• **What is being asked**:
Copy the lines below as they are; omit the images they contain.

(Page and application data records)
= Beginning of Section =

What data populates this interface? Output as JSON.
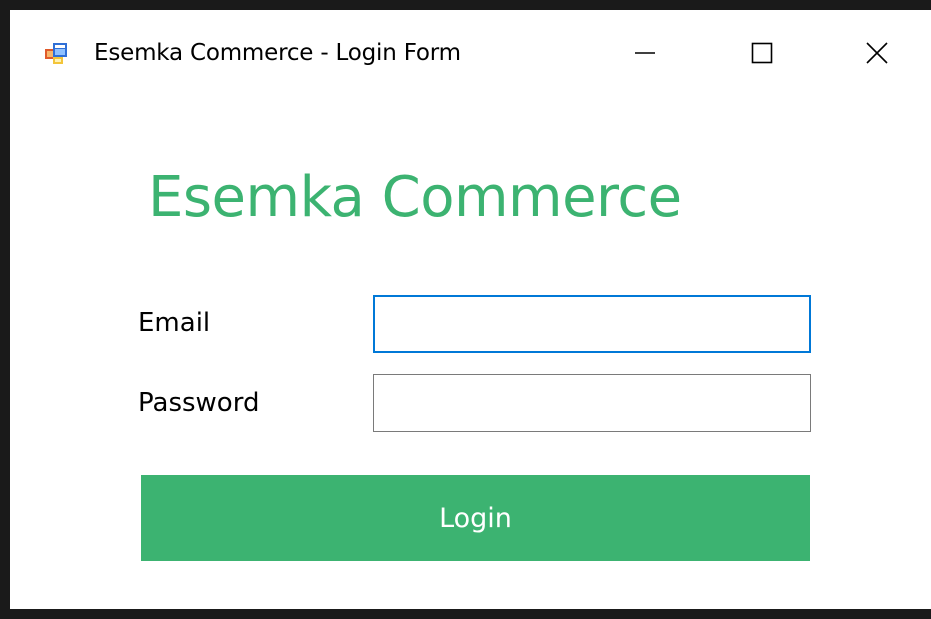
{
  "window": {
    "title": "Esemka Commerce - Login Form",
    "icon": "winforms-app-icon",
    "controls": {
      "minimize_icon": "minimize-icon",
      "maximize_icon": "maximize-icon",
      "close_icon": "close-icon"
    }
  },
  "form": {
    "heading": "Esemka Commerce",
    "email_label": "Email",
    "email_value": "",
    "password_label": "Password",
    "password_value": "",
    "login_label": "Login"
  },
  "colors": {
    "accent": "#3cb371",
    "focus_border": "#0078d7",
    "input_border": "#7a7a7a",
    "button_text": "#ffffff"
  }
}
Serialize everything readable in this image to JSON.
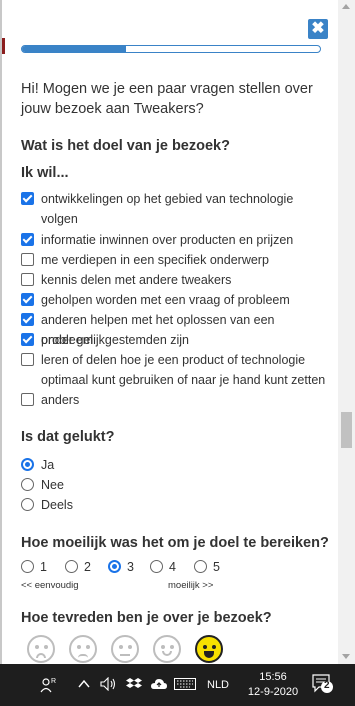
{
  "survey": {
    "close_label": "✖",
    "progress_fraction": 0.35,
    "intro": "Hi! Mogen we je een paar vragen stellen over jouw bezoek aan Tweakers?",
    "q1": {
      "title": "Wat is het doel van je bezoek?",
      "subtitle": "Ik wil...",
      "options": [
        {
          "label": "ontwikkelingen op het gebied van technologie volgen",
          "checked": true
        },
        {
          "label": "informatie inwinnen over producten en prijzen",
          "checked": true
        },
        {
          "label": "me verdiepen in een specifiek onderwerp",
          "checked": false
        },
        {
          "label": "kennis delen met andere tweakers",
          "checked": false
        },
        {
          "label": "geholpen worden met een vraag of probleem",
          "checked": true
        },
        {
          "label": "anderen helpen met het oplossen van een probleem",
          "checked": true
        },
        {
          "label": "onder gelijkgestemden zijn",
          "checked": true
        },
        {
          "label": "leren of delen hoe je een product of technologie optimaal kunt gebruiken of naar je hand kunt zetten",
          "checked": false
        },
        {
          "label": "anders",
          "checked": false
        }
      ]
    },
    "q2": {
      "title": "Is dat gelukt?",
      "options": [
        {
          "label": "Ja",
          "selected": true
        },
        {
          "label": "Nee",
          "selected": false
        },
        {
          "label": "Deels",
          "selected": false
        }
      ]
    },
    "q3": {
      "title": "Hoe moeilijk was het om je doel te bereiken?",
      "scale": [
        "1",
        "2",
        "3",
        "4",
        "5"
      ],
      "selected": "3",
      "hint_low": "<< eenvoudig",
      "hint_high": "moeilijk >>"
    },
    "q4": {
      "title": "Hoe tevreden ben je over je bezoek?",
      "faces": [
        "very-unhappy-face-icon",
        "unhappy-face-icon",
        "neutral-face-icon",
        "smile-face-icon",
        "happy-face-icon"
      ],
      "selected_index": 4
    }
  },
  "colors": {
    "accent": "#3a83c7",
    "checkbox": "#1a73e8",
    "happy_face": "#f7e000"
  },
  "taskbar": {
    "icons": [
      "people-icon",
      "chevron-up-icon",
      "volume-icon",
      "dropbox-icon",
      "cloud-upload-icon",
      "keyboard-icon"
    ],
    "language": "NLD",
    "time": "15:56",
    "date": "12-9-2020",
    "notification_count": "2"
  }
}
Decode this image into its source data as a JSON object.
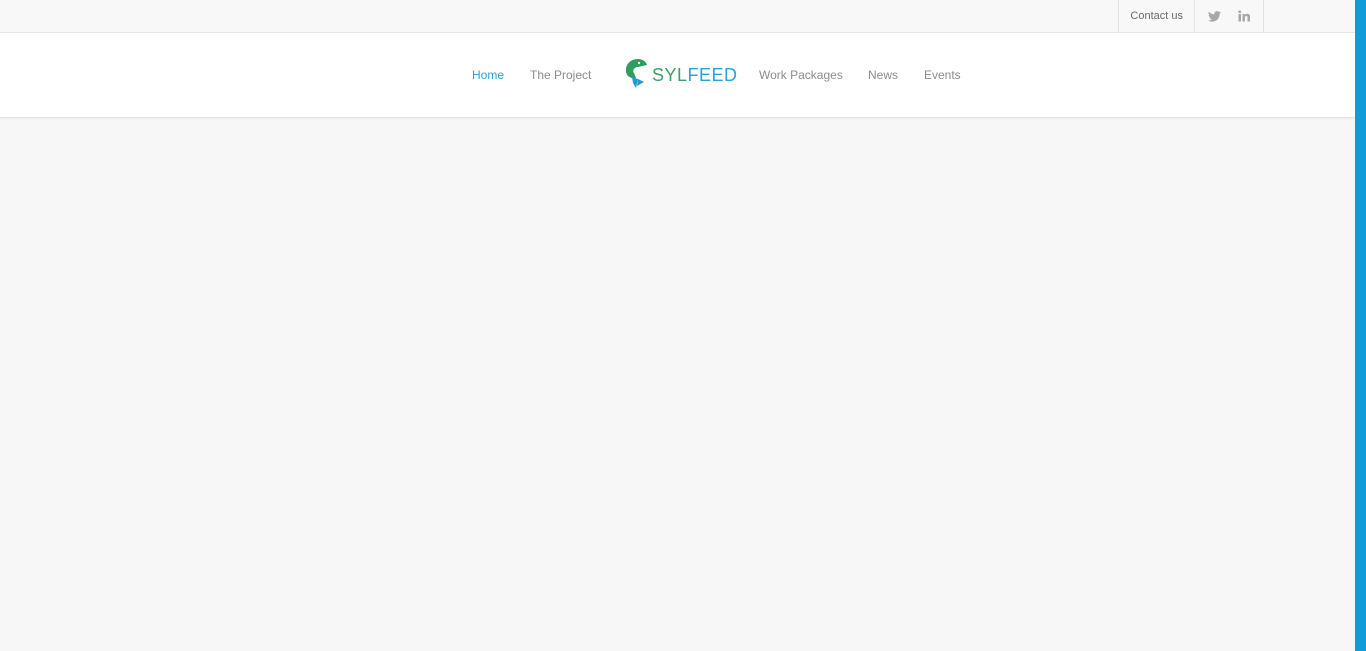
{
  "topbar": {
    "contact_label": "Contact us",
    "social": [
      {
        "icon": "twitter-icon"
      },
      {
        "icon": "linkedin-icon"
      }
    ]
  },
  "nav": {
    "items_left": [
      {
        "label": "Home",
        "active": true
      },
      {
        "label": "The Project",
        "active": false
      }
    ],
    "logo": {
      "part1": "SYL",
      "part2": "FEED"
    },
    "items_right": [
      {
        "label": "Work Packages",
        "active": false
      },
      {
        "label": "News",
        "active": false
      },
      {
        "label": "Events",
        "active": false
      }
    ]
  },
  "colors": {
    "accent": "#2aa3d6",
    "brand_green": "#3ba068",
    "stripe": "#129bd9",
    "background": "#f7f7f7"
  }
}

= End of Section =

• **Final answer**:
What data populates this interface? Output as JSON.
{
  "window": {
    "title": "Esemka Commerce - Login Form",
    "icon": "winforms-app-icon",
    "controls": {
      "minimize_icon": "minimize-icon",
      "maximize_icon": "maximize-icon",
      "close_icon": "close-icon"
    }
  },
  "form": {
    "heading": "Esemka Commerce",
    "email_label": "Email",
    "email_value": "",
    "password_label": "Password",
    "password_value": "",
    "login_label": "Login"
  },
  "colors": {
    "accent": "#3cb371",
    "focus_border": "#0078d7",
    "input_border": "#7a7a7a",
    "button_text": "#ffffff"
  }
}
Serialize everything readable in this image to JSON.
{
  "survey": {
    "close_label": "✖",
    "progress_fraction": 0.35,
    "intro": "Hi! Mogen we je een paar vragen stellen over jouw bezoek aan Tweakers?",
    "q1": {
      "title": "Wat is het doel van je bezoek?",
      "subtitle": "Ik wil...",
      "options": [
        {
          "label": "ontwikkelingen op het gebied van technologie volgen",
          "checked": true
        },
        {
          "label": "informatie inwinnen over producten en prijzen",
          "checked": true
        },
        {
          "label": "me verdiepen in een specifiek onderwerp",
          "checked": false
        },
        {
          "label": "kennis delen met andere tweakers",
          "checked": false
        },
        {
          "label": "geholpen worden met een vraag of probleem",
          "checked": true
        },
        {
          "label": "anderen helpen met het oplossen van een probleem",
          "checked": true
        },
        {
          "label": "onder gelijkgestemden zijn",
          "checked": true
        },
        {
          "label": "leren of delen hoe je een product of technologie optimaal kunt gebruiken of naar je hand kunt zetten",
          "checked": false
        },
        {
          "label": "anders",
          "checked": false
        }
      ]
    },
    "q2": {
      "title": "Is dat gelukt?",
      "options": [
        {
          "label": "Ja",
          "selected": true
        },
        {
          "label": "Nee",
          "selected": false
        },
        {
          "label": "Deels",
          "selected": false
        }
      ]
    },
    "q3": {
      "title": "Hoe moeilijk was het om je doel te bereiken?",
      "scale": [
        "1",
        "2",
        "3",
        "4",
        "5"
      ],
      "selected": "3",
      "hint_low": "<< eenvoudig",
      "hint_high": "moeilijk >>"
    },
    "q4": {
      "title": "Hoe tevreden ben je over je bezoek?",
      "faces": [
        "very-unhappy-face-icon",
        "unhappy-face-icon",
        "neutral-face-icon",
        "smile-face-icon",
        "happy-face-icon"
      ],
      "selected_index": 4
    }
  },
  "colors": {
    "accent": "#3a83c7",
    "checkbox": "#1a73e8",
    "happy_face": "#f7e000"
  },
  "taskbar": {
    "icons": [
      "people-icon",
      "chevron-up-icon",
      "volume-icon",
      "dropbox-icon",
      "cloud-upload-icon",
      "keyboard-icon"
    ],
    "language": "NLD",
    "time": "15:56",
    "date": "12-9-2020",
    "notification_count": "2"
  }
}
Decode this image into its source data as a JSON object.
{
  "topbar": {
    "contact_label": "Contact us",
    "social": [
      {
        "icon": "twitter-icon"
      },
      {
        "icon": "linkedin-icon"
      }
    ]
  },
  "nav": {
    "items_left": [
      {
        "label": "Home",
        "active": true
      },
      {
        "label": "The Project",
        "active": false
      }
    ],
    "logo": {
      "part1": "SYL",
      "part2": "FEED"
    },
    "items_right": [
      {
        "label": "Work Packages",
        "active": false
      },
      {
        "label": "News",
        "active": false
      },
      {
        "label": "Events",
        "active": false
      }
    ]
  },
  "colors": {
    "accent": "#2aa3d6",
    "brand_green": "#3ba068",
    "stripe": "#129bd9",
    "background": "#f7f7f7"
  }
}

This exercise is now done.